(Supplied entries begins)

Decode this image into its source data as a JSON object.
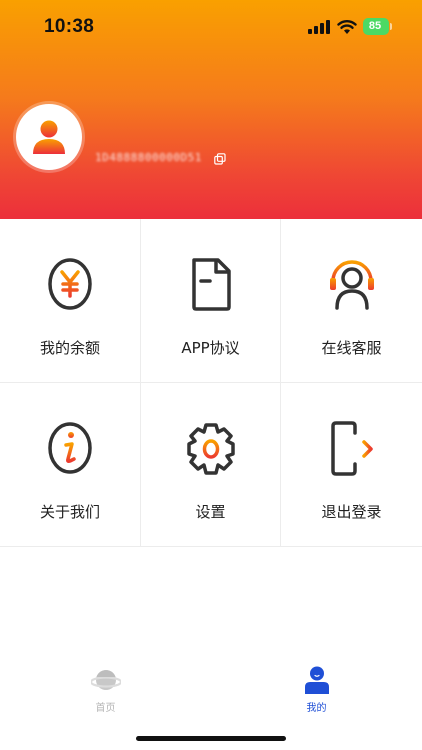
{
  "status_bar": {
    "time": "10:38",
    "battery_level": "85",
    "battery_color": "#4cd964"
  },
  "header": {
    "gradient_colors": [
      "#f9a000",
      "#ec2f3b"
    ],
    "avatar_icon": "user-avatar-icon",
    "account_id": "1D4888800000D51",
    "copy_icon": "copy-icon"
  },
  "menu": {
    "items": [
      {
        "label": "我的余额",
        "icon": "yuan-coin-icon"
      },
      {
        "label": "APP协议",
        "icon": "document-icon"
      },
      {
        "label": "在线客服",
        "icon": "headset-agent-icon"
      },
      {
        "label": "关于我们",
        "icon": "info-icon"
      },
      {
        "label": "设置",
        "icon": "gear-icon"
      },
      {
        "label": "退出登录",
        "icon": "logout-icon"
      }
    ]
  },
  "tabbar": {
    "tabs": [
      {
        "label": "首页",
        "icon": "planet-icon",
        "active": false
      },
      {
        "label": "我的",
        "icon": "user-icon",
        "active": true
      }
    ],
    "active_color": "#1f4fd6",
    "inactive_color": "#b5b5b5"
  }
}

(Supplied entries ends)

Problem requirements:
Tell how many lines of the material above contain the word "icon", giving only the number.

Task solution:
10